The four sides of the square are different from each other and. date from different decades. The first was Lansdown Place built around 1835 on the north-east side. At No. 13 is a plaque to Dr William Budd, who discovered that cholera was caused by polluted water.
Next to be constructed was Royal Promenade that includes the royal coat of arms above numbers 7 and 8. Numbers 3, 4 and 5 were damaged by bombing in WWII but flawlessly rebuilt.
The south-west side was built next. The famous cricketer W.G. Grace lived at No. 15, which is marked with a Blue Plaque and the residence of a pioneering architect, Eveline Dew Blacker, is memorialised at No. 20. By the time the fourth side of the square was completed, terraces were out of fashion with the well-to-do, and villas were built instead.

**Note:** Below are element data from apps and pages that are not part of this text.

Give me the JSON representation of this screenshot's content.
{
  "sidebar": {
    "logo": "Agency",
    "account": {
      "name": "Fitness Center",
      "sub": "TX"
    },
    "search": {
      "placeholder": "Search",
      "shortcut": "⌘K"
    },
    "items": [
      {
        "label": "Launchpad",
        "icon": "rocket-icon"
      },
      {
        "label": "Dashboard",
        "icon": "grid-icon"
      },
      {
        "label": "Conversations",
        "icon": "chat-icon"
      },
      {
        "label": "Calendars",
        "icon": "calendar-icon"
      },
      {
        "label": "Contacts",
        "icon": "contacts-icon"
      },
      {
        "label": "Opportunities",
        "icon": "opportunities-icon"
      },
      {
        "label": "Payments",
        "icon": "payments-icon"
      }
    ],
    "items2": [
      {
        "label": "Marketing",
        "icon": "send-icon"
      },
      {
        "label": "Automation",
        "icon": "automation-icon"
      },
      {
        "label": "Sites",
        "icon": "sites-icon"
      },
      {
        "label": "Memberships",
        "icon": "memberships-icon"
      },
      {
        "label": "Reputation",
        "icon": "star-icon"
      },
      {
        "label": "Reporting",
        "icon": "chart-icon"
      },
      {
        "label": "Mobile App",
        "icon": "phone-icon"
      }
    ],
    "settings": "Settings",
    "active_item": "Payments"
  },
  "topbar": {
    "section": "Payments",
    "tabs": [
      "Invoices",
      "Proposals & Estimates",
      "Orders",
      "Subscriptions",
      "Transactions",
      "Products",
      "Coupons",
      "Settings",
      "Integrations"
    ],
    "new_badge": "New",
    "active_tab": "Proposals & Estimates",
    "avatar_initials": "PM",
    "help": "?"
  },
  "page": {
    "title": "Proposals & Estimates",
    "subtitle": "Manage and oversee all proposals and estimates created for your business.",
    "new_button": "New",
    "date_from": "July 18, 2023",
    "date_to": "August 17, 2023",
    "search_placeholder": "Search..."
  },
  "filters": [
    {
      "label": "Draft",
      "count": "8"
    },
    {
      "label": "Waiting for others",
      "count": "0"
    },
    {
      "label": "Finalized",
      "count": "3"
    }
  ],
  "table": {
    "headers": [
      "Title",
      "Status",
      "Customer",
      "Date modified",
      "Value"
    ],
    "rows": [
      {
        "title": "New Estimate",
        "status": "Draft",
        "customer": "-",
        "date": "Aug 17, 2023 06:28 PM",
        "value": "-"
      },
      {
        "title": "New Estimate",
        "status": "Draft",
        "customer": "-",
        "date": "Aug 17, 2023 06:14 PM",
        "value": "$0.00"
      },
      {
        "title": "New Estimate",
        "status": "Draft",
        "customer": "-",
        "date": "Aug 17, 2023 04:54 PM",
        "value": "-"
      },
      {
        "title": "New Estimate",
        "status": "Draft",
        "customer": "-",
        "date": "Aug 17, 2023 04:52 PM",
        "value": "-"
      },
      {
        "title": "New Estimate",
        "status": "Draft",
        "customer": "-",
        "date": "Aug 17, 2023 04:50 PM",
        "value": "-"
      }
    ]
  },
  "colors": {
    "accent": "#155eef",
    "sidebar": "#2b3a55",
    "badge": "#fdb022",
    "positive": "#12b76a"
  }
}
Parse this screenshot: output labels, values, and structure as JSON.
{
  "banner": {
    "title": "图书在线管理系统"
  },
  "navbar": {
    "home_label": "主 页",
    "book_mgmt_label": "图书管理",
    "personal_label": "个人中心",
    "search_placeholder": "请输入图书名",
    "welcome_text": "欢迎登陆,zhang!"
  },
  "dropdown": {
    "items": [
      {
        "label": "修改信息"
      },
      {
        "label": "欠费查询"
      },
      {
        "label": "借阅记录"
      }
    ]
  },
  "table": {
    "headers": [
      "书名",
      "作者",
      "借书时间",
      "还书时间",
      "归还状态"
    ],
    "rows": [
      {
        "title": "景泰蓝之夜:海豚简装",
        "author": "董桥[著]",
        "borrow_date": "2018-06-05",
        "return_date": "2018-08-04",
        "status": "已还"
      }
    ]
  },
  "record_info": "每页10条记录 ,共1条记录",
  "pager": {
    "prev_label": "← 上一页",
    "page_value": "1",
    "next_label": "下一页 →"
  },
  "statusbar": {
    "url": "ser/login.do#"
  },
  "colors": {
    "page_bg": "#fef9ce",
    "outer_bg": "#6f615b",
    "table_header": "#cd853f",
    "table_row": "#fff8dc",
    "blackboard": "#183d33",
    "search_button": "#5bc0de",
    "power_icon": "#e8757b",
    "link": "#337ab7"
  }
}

When the Square was begun it had a pleasure garden with statuary, some of which remains lying on the grass. In Victorian times, the gardens were railed off and the public were restricted to the diagonal path. This path – not the one through St Andrew’s Churchyard – is the original Birdcage Walk.
There was a tunnel under the path to allow the residents’ children to play in both gardens without having to encounter the public on the footpath. The tunnel has been filled in but its top can just be seen about 20 yards short of the south-east end of the path, on the south side of the low wall. The railings were removed as part of the war effort in WWII and not replaced.
Some of the trees are from the original 1840s planting.